I’m learning (through some exhaustion) that the word “exercise” here is pretty instrumental. I’ve been watching my kids try out P90X and it looks exhausting. Then I watched this hilarious spoof on P90X from BYU’s new Studio C comedy show and I heard words of wisdom “You’ve got to bring it, every day.”

I’ve started running (ok just a little!) and surprisingly have to breathe hard while doing it (ha ha). Also shockingly, after 30 minutes in the gym, I can “feel the burn.”

I’m learning that the whole purpose of faith is to “bring it.” You start with  a hypothesis given from above and then exercise that faith by actually doing something about it. In time, you prove that hypothesis and it becomes factually and personally true. It might take years and consistent choices to prove it out, but it does happen.

After many experiences with prayer, I can now say with great confidence that I know prayer works. I am praying to be able to find a cure for multiple myeloma. Who am I to be asking that question with hundreds of cancer experts working on this target? No one of significance or qualification, really. But I believe the promise that He knows all and can make “weak things strong.” And so I pray everyday for direction on this project. The help I’ve received in answer to those prayers has been real and specific. I am getting ideas that I know are not my own because frankly, I am not that smart. I am having doors open that would not otherwise open. I don’t have faith anymore that prayer works, I know that it does.

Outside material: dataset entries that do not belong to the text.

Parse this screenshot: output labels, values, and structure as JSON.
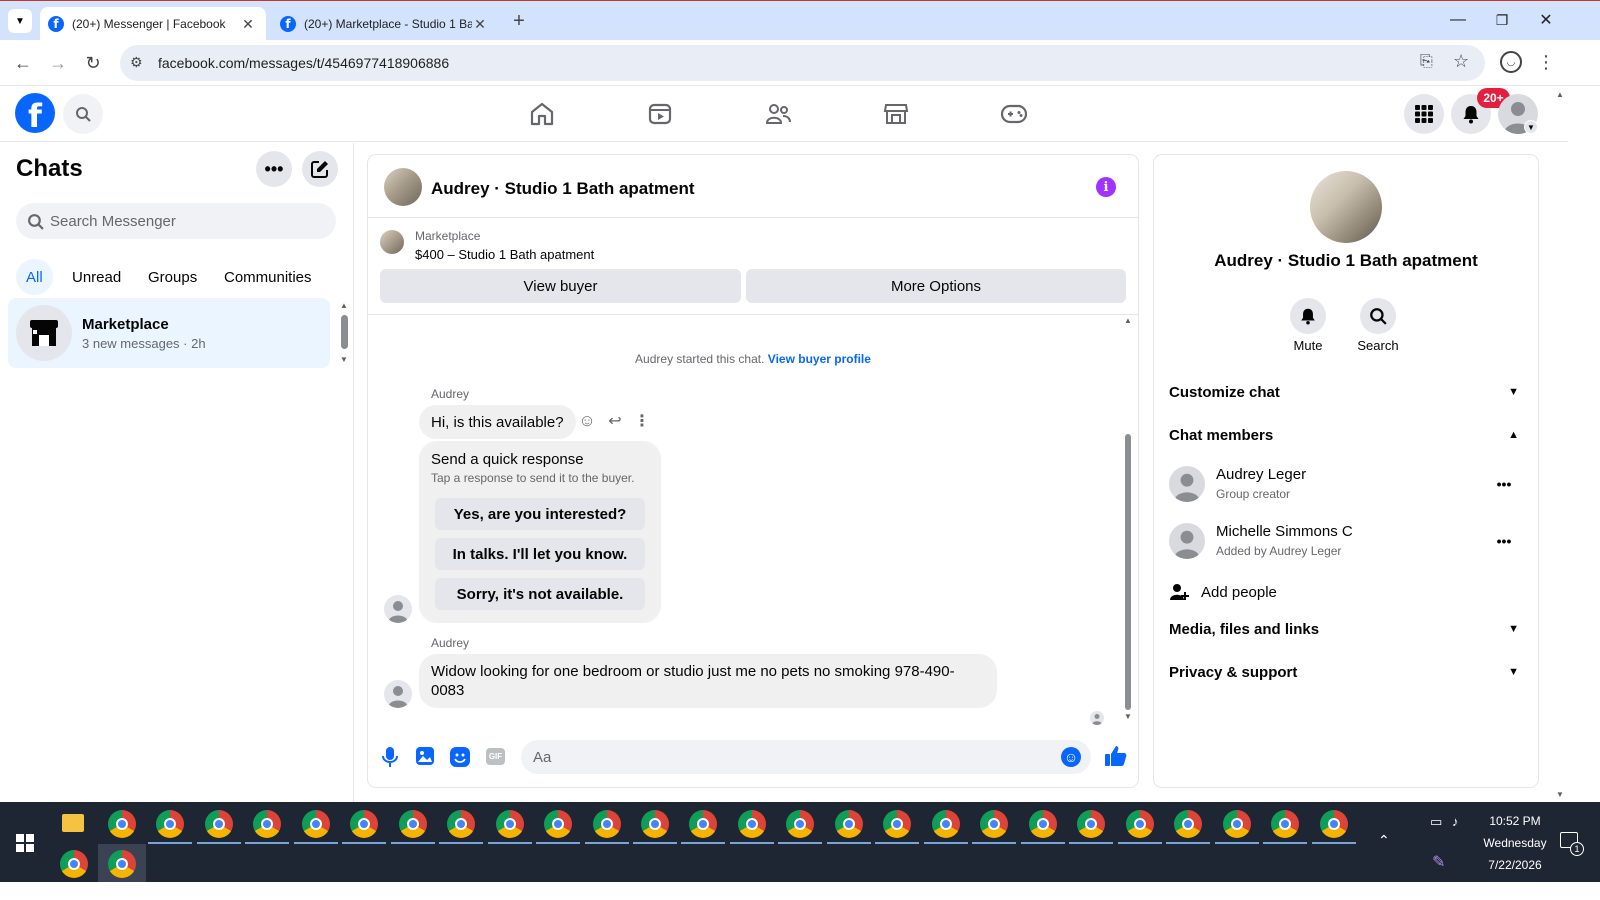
{
  "browser": {
    "tabs": [
      {
        "title": "(20+) Messenger | Facebook",
        "active": true
      },
      {
        "title": "(20+) Marketplace - Studio 1 Ba",
        "active": false
      }
    ],
    "url": "facebook.com/messages/t/4546977418906886"
  },
  "fb": {
    "notif_badge": "20+"
  },
  "left": {
    "title": "Chats",
    "search_placeholder": "Search Messenger",
    "filters": [
      "All",
      "Unread",
      "Groups",
      "Communities"
    ],
    "chat": {
      "name": "Marketplace",
      "meta": "3 new messages · 2h"
    }
  },
  "conversation": {
    "title": "Audrey · Studio 1 Bath apatment",
    "listing_label": "Marketplace",
    "listing_title": "$400 – Studio 1 Bath apatment",
    "view_buyer": "View buyer",
    "more_options": "More Options",
    "started_text": "Audrey started this chat.",
    "view_profile": "View buyer profile",
    "sender": "Audrey",
    "msg1": "Hi, is this available?",
    "quick_title": "Send a quick response",
    "quick_sub": "Tap a response to send it to the buyer.",
    "quick_options": [
      "Yes, are you interested?",
      "In talks. I'll let you know.",
      "Sorry, it's not available."
    ],
    "msg2": "Widow looking for one bedroom or studio just me no pets no smoking 978-490-0083",
    "composer_placeholder": "Aa"
  },
  "right": {
    "title": "Audrey · Studio 1 Bath apatment",
    "mute": "Mute",
    "search": "Search",
    "customize": "Customize chat",
    "members_header": "Chat members",
    "members": [
      {
        "name": "Audrey Leger",
        "role": "Group creator"
      },
      {
        "name": "Michelle Simmons C",
        "role": "Added by Audrey Leger"
      }
    ],
    "add_people": "Add people",
    "media": "Media, files and links",
    "privacy": "Privacy & support"
  },
  "taskbar": {
    "time": "10:52 PM",
    "day": "Wednesday",
    "date": "7/22/2026",
    "notif_count": "1"
  },
  "colors": {
    "fb_blue": "#0866ff",
    "accent_purple": "#a033ff",
    "taskbar": "#1f2633"
  }
}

It’s funny how prayer is answered. Sometimes the ways are totally unexpected.

Sometimes we may ask God for success, and He gives us physical and mental stamina. We might plead for prosperity, and we receive enlarged perspective and increased patience, or we petition for growth and are blessed with the gift of grace. He may bestow upon us conviction and confidence as we strive to achieve worthy goals. And when we plead for relief from physical, mental, and spiritual difficulties, He may increase our resolve and resilience.

 Elder David Bednar

In my best way, I am trying to do the spiritual conditioning necessary and the work required to move the ball forward. The last 4 months launching this project was extreme effort to do something completely out of my realm. You should never underestimate fear as a great motivator to push you to do things you never thought you could. I’m moving past the anxiety stage and am now seeing an extraordinary payoff. My daily spiritual workout is strengthening my core and the education is remarkable.

I’ll take as many bonus blessings as I can get and I’ll keep looking up for more.